How to Safely Exercise When Suffering from Liver Disease

How to Safely Exercise When Suffering from Liver Disease

If you have been diagnosed with liver disease, you are most likely feeling scared, nervous, and afraid to participate in any strenuous activity. But surprisingly, research has found that people with liver disease who participate in an exercise program fare better than those who don't. This article discusses some tips to keep in mind if you have been diagnosed with liver disease and are interested in starting an exercise program.

Talk with Your Doctor

Talking with your doctor before starting a new exercise program is essential for anyone, but is especially important for people who are suffering from liver disease. Not only may your doctor have specific recommendations on how long and difficult the exercise may be, but he may also want you to perform certain exercises and stay away from others. For example, people with liver disease are more often than not encouraged to participate in cardiovascular exercise--things like biking, walking and swimming--and instructed to stay away from vigorous weight lifting activities. Finally, your doctor will want to make sure you are healthy enough to start a new exercise program.

Start Slowly

Once you finally get the okay to start a new exercise program, you must determine how to exercise. While this may seem simply--for example, you want to walk--it is important to create a detailed plan that will outline an exact plan for your exercise routine and list any specific goals. Ideally, people who have liver disease should start out by exercising only for around 10-15 minutes per day--and remember that this can be broken up into smaller sections if you experience high amounts of fatigue. Gradually start increasing the time and intensity of the exercise until you are exercising for between 30 and 60 minutes most days of the week.

Monitor Your Heart Rate

If you are a person who suffers from liver disease, it is important to keep a close eye on your heart rate during exercise, especially when first starting a new routine. While everyone will have a different heart rate during exercise depending on their age and current fitness level, ideally your heart rate should be between 40 and 50 beats above your resting heart rate. To determine your resting heart rate, lay down on a flat surface, and close your eyes for a few minutes. Take two fingers, and gently slide them along your neck approximately one inch below your jawbone. Once you find your pulse, take a count for one minute in order to determine your resting heart rate.
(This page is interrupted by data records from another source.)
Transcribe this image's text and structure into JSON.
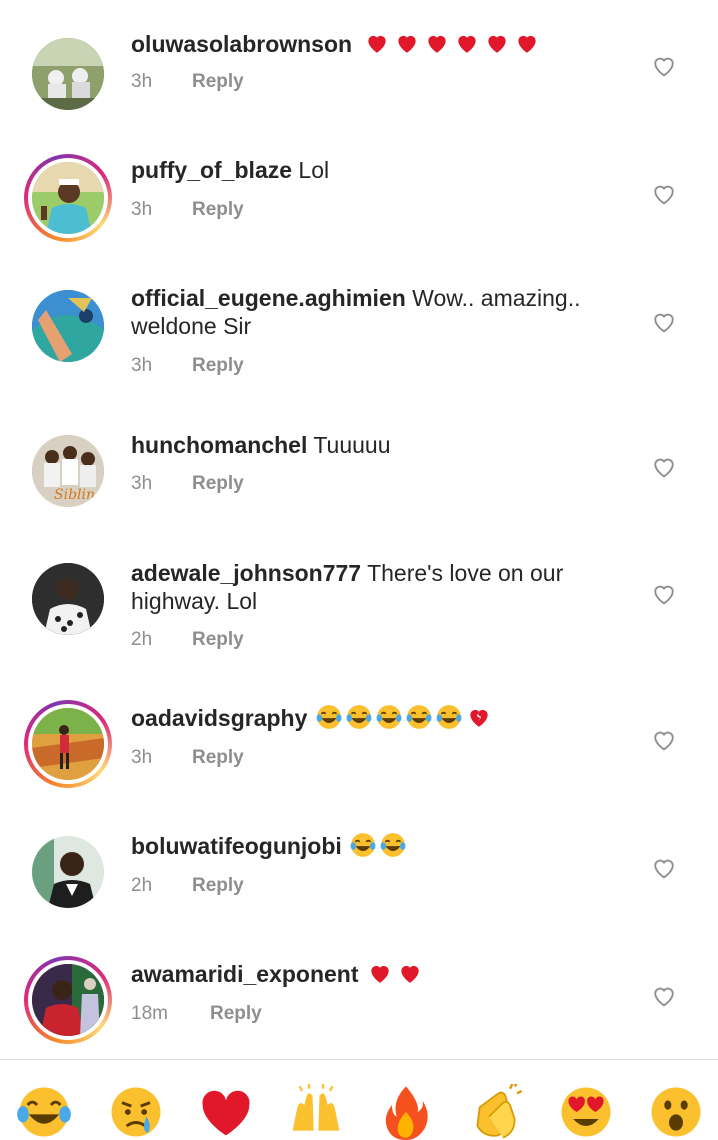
{
  "comments": [
    {
      "username": "oluwasolabrownson",
      "text": "",
      "emojis": [
        "heart",
        "heart",
        "heart",
        "heart",
        "heart",
        "heart"
      ],
      "time": "3h",
      "reply_label": "Reply",
      "story_ring": false,
      "avatar_color": "#6b7d5a"
    },
    {
      "username": "puffy_of_blaze",
      "text": " Lol",
      "emojis": [],
      "time": "3h",
      "reply_label": "Reply",
      "story_ring": true,
      "avatar_color": "#4bbfd1"
    },
    {
      "username": "official_eugene.aghimien",
      "text": " Wow.. amazing..",
      "text2": "weldone Sir",
      "emojis": [],
      "time": "3h",
      "reply_label": "Reply",
      "story_ring": false,
      "avatar_color": "#2a6fb0"
    },
    {
      "username": "hunchomanchel",
      "text": " Tuuuuu",
      "emojis": [],
      "time": "3h",
      "reply_label": "Reply",
      "story_ring": false,
      "avatar_color": "#c9a87a"
    },
    {
      "username": "adewale_johnson777",
      "text": " There's love on our",
      "text2": "highway. Lol",
      "emojis": [],
      "time": "2h",
      "reply_label": "Reply",
      "story_ring": false,
      "avatar_color": "#2b2b2b"
    },
    {
      "username": "oadavidsgraphy",
      "text": " ",
      "emojis": [
        "laugh",
        "laugh",
        "laugh",
        "laugh",
        "laugh",
        "broken-heart"
      ],
      "time": "3h",
      "reply_label": "Reply",
      "story_ring": true,
      "avatar_color": "#d8892c"
    },
    {
      "username": "boluwatifeogunjobi",
      "text": " ",
      "emojis": [
        "laugh",
        "laugh"
      ],
      "time": "2h",
      "reply_label": "Reply",
      "story_ring": false,
      "avatar_color": "#e8e8e8"
    },
    {
      "username": "awamaridi_exponent",
      "text": " ",
      "emojis": [
        "heart",
        "heart"
      ],
      "time": "18m",
      "reply_label": "Reply",
      "story_ring": true,
      "avatar_color": "#8a2a2a"
    }
  ],
  "emoji_bar": [
    "laugh-cry",
    "crying",
    "red-heart",
    "raised-hands",
    "fire",
    "clapping-hands",
    "heart-eyes",
    "surprised"
  ],
  "colors": {
    "heart": "#e0182a",
    "text": "#262626",
    "secondary": "#8e8e8e",
    "emoji_yellow": "#fbc02d"
  }
}
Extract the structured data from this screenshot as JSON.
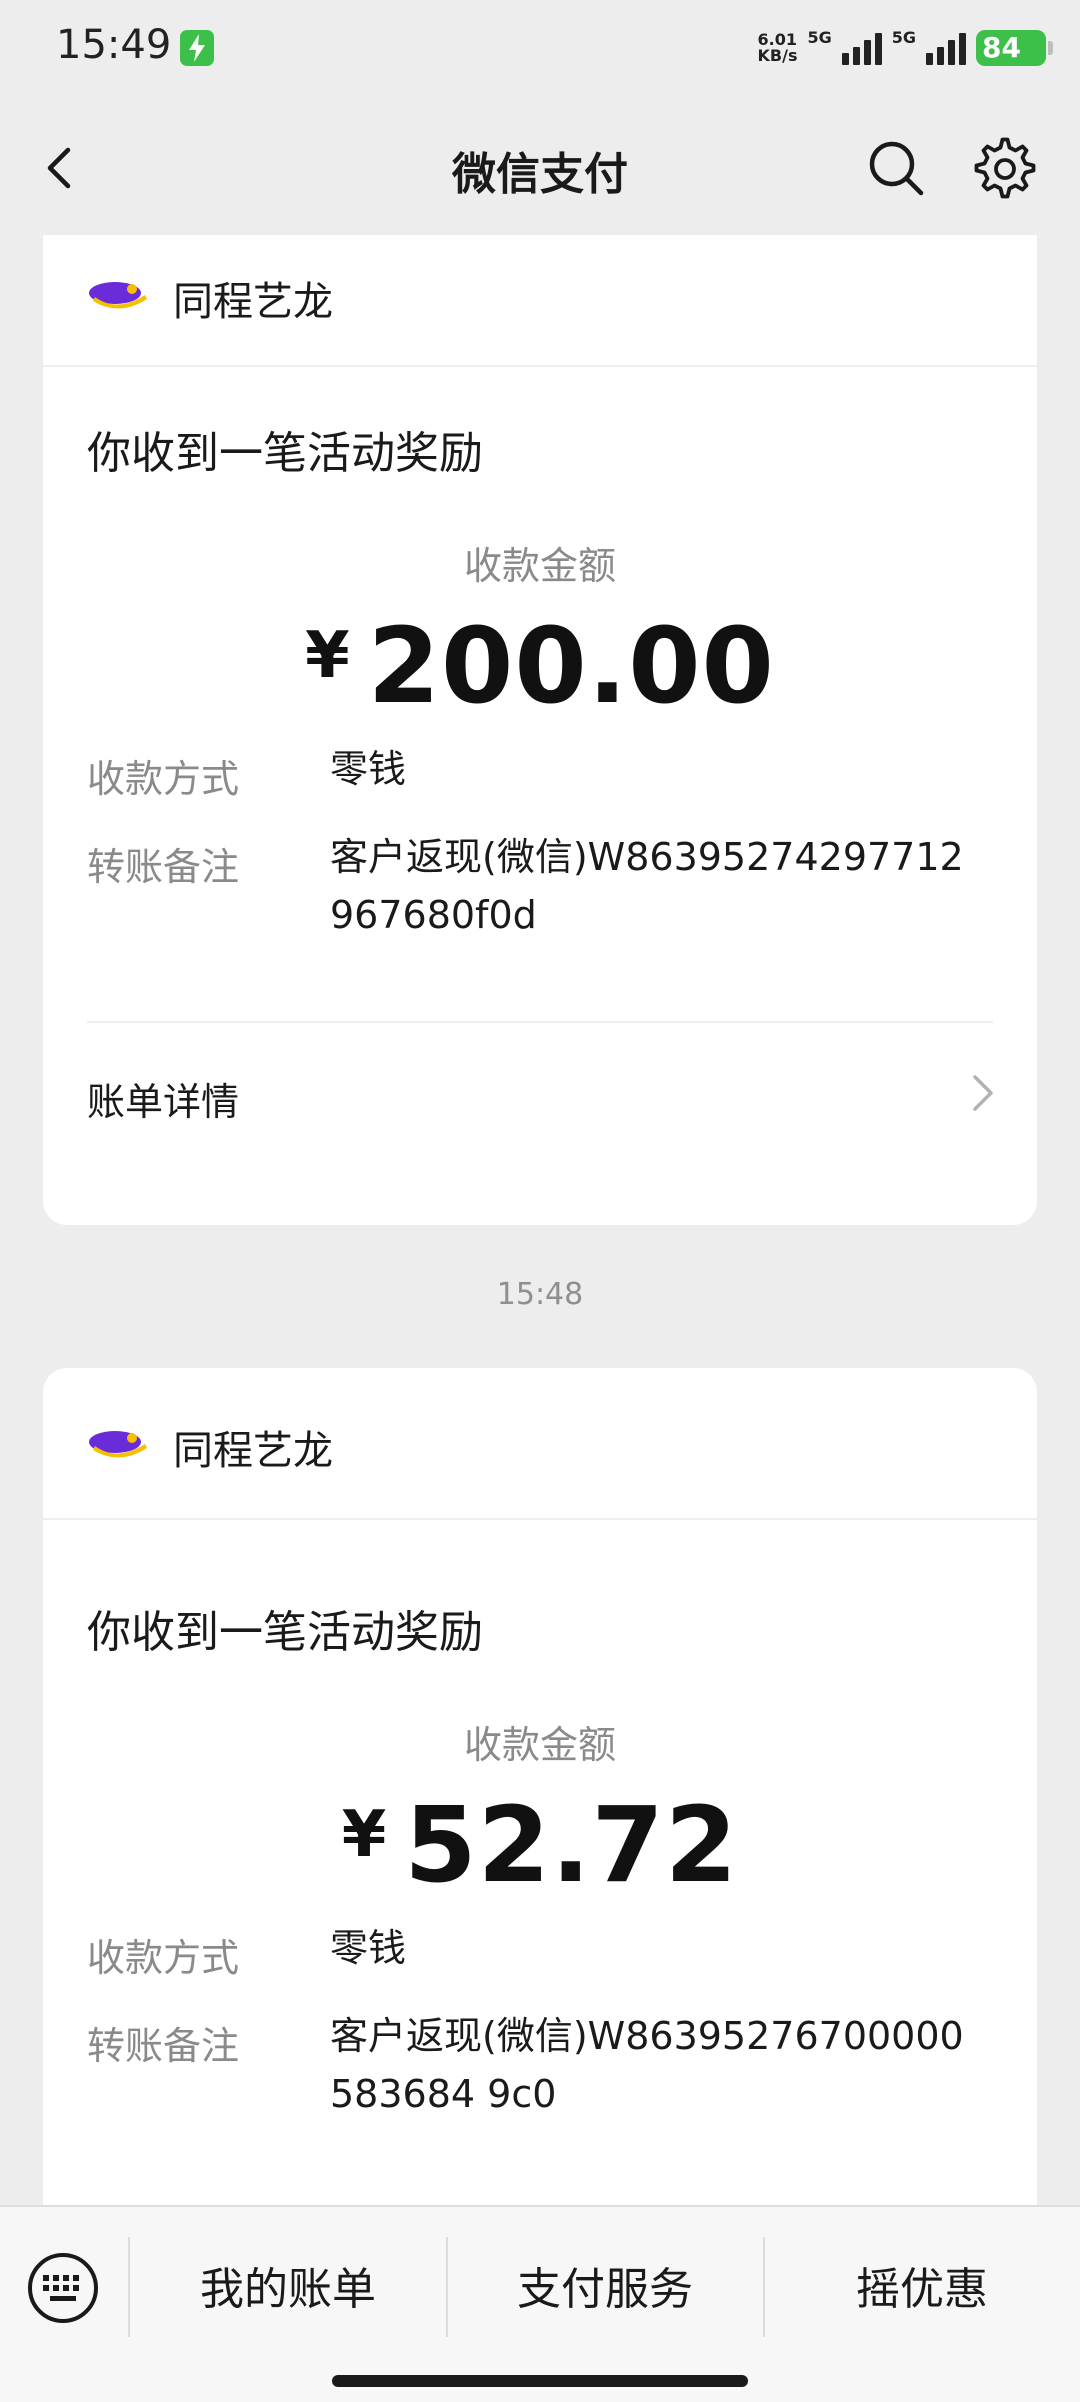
{
  "status_bar": {
    "time": "15:49",
    "net_speed_value": "6.01",
    "net_speed_unit": "KB/s",
    "sim1": "5G",
    "sim2": "5G",
    "battery": "84"
  },
  "nav": {
    "title": "微信支付"
  },
  "messages": [
    {
      "merchant": "同程艺龙",
      "title": "你收到一笔活动奖励",
      "amount_label": "收款金额",
      "currency": "¥",
      "amount": "200.00",
      "method_label": "收款方式",
      "method_value": "零钱",
      "note_label": "转账备注",
      "note_value": "客户返现(微信)W86395274297712967680f0d",
      "detail_link": "账单详情"
    },
    {
      "merchant": "同程艺龙",
      "title": "你收到一笔活动奖励",
      "amount_label": "收款金额",
      "currency": "¥",
      "amount": "52.72",
      "method_label": "收款方式",
      "method_value": "零钱",
      "note_label": "转账备注",
      "note_value": "客户返现(微信)W86395276700000583684 9c0"
    }
  ],
  "timestamp": "15:48",
  "bottom_menu": {
    "items": [
      "我的账单",
      "支付服务",
      "摇优惠"
    ]
  },
  "colors": {
    "background": "#ededed",
    "card": "#ffffff",
    "accent_green": "#3dc04a",
    "logo_purple": "#6a2bd9",
    "logo_yellow": "#f5c000"
  }
}
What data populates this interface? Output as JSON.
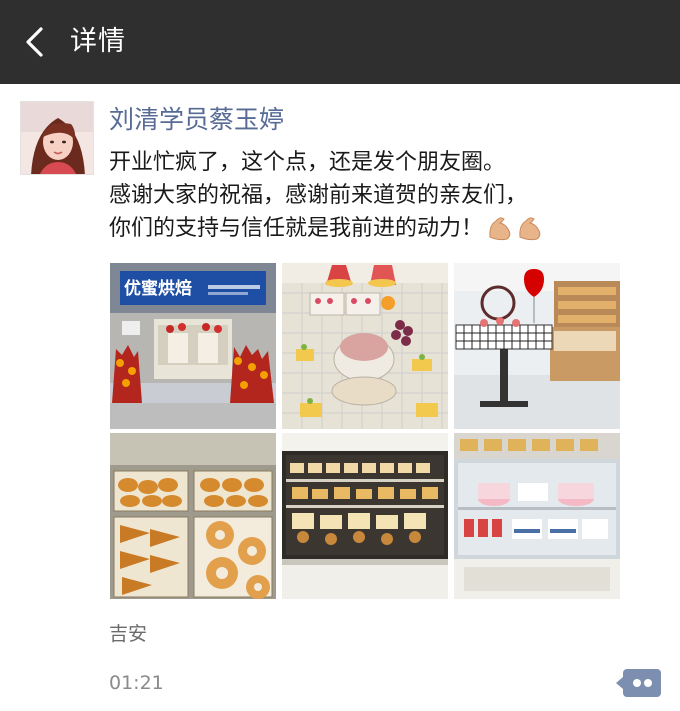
{
  "header": {
    "title": "详情",
    "back_icon": "chevron-left-icon"
  },
  "post": {
    "author": "刘清学员蔡玉婷",
    "lines": [
      "开业忙疯了，这个点，还是发个朋友圈。",
      "感谢大家的祝福，感谢前来道贺的亲友们，",
      "你们的支持与信任就是我前进的动力！"
    ],
    "emoji": "flexed-biceps-icon",
    "store_sign": "优蜜烘焙",
    "photo_count": 6,
    "location": "吉安",
    "time": "01:21",
    "comment_icon": "comment-more-icon"
  },
  "colors": {
    "header_bg": "#2f2f2f",
    "author_link": "#576b95",
    "comment_button": "#7d8fb0"
  }
}
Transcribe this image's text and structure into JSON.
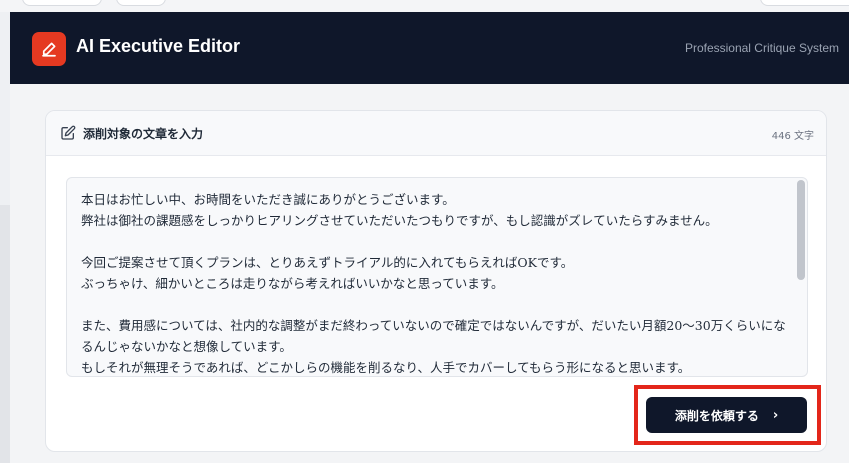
{
  "app": {
    "title": "AI Executive Editor",
    "subtitle": "Professional Critique System",
    "brand_color": "#e53921",
    "header_color": "#0f172a"
  },
  "input_card": {
    "title": "添削対象の文章を入力",
    "char_count": "446 文字",
    "icon": "edit-icon",
    "text": "本日はお忙しい中、お時間をいただき誠にありがとうございます。\n弊社は御社の課題感をしっかりヒアリングさせていただいたつもりですが、もし認識がズレていたらすみません。\n\n今回ご提案させて頂くプランは、とりあえずトライアル的に入れてもらえればOKです。\nぶっちゃけ、細かいところは走りながら考えればいいかなと思っています。\n\nまた、費用感については、社内的な調整がまだ終わっていないので確定ではないんですが、だいたい月額20〜30万くらいになるんじゃないかなと想像しています。\nもしそれが無理そうであれば、どこかしらの機能を削るなり、人手でカバーしてもらう形になると思います。"
  },
  "actions": {
    "submit_label": "添削を依頼する",
    "submit_icon": "chevron-right-icon",
    "highlight_color": "#e3261a"
  }
}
Keep a Detailed Record

Finally, be sure to keep a detailed record of how long you exercised for, how intense the exercise was, what type of exercise was performed, and how you felt before, during and after the exercise. Be sure to share this information with your doctor, as it can be very valuable in your future health care.